A few weeks ago I was at Florida’s ESPN Wide World of Sports center, where hundreds of thousands of young athletes play each year. I was giving a talk on, “Body Image and Nutrition” to basketball and softball high school athletes as part of the ESPN RISE Girls Showcase. I co-presented with Lauren Lappin, silver medalist at the last Olympic in softball and empowered woman extraordinaire.
I have never presented on body image to a bright-eyed audience, at least at the start of a talk. It still isn’t cool or ok to struggle with body image - so at first my audience had flat expressions and looked half asleep. No matter; I jumped to the front of the stage and told them how happy I was to be there, how much I love presenting on this topic, and that female athletes are my favorite audience. Once I got the audience broken into smaller groups working to come up with answers to my questions - the room was buzzing.
Lauren and I had for the session over email, but I had only met her an hour before we went on. She impressed me with the powerful points she made; I now want to share some of them with you. One of the big themes was “comparison” - how do you learn to not compare yourself to other women- including your teammates. Lauren spoke about how her muscles separated her from the “ideal model” figure and that her physique was different from her teammates- as is the case with all of us. "Those muscles got me to the Olympics," she declared. Lauren suggested; "Look in the mirror -- those are tools that are going to help you reach your dreams." "We tend to compare ourselves to our teammates, but my body is the tool I use to do my job," said Lappin. Comparing body parts and searching for ways we are less than others won’t do anything to help us strengthen ourselves as athletes or happy and effective people. Research has shown that people who don’t like their own image often focus extra attention to the parts of themselves they don’t like. Rarely do people look at their entire figure, instead narrowing in on a disliked specific part of themselves. Zeroing in on your least favorite part is a no win pastime.

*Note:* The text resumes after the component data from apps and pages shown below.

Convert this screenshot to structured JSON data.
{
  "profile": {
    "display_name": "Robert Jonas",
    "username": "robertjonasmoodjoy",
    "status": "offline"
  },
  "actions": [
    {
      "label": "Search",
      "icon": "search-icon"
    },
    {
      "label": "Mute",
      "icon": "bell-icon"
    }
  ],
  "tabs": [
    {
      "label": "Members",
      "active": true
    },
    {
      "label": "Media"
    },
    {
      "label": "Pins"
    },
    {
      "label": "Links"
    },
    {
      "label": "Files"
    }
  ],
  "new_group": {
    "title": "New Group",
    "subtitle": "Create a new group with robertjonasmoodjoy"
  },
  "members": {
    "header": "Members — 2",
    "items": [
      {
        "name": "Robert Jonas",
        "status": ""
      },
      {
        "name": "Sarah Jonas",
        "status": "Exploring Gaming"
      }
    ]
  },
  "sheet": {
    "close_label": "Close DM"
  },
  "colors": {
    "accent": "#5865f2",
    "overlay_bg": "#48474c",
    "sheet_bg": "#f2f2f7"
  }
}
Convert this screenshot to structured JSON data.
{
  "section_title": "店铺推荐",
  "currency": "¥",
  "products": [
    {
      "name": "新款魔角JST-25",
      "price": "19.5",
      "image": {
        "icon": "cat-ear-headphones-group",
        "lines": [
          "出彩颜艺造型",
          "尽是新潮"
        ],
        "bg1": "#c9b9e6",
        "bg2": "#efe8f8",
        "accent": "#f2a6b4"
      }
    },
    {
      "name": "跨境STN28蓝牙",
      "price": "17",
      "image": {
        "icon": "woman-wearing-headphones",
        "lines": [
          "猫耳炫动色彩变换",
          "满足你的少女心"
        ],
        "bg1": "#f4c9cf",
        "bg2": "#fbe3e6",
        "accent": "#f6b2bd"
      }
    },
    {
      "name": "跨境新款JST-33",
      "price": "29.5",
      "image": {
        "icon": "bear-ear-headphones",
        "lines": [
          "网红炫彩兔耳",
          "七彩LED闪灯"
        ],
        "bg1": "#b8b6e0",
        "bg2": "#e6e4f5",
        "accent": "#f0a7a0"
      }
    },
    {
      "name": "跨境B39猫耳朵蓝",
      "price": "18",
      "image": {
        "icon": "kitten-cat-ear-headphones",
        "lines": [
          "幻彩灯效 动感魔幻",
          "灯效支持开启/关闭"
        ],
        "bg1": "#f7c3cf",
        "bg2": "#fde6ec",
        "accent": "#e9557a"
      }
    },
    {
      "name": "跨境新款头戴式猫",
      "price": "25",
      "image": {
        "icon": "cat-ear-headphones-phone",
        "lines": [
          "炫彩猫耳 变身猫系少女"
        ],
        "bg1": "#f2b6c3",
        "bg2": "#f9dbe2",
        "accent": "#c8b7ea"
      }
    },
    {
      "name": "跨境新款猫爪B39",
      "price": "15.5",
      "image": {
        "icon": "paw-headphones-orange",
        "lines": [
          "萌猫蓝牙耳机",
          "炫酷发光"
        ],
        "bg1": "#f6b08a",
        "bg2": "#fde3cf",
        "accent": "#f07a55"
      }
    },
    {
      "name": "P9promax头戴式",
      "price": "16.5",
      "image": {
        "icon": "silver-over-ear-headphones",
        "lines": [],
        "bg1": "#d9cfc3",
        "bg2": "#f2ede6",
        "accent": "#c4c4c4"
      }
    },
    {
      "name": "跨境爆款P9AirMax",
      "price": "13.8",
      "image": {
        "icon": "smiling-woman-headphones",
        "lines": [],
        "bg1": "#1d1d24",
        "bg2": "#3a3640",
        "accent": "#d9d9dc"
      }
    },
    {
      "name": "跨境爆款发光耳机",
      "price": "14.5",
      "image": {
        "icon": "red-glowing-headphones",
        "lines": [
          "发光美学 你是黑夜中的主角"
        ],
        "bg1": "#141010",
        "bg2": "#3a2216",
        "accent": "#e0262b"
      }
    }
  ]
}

In offering my closing for the talk session, I returned to my focus on ”connection.” I said body image challenges are nothing to figure out on your on your own. If you are struggling with pressure from a coach or parent or inside yourself, get people to help you; talk to people about it, be it friends or professionals. Lauren closed with the concept of “practice.” She suggested we practice positive and constructive thoughts. "As athletes we're constantly having a dialogue with our body -- get low, run faster. " She suggested we use that constant dialogue with ourselves as an opportunity to build confidence. Choose positive and useful things to say to yourself. Be a constructive coach to yourself. Her presentation reminded me to take special notice of what was going on in my own mind, and to make sure I was using my thoughts to train myself to be stronger and more confident. I know all to often I can get negative threads running through my mind. They don’t serve me. So I offer this to you as a reminder to keep you heads full of thoughts that help your self esteem RISE.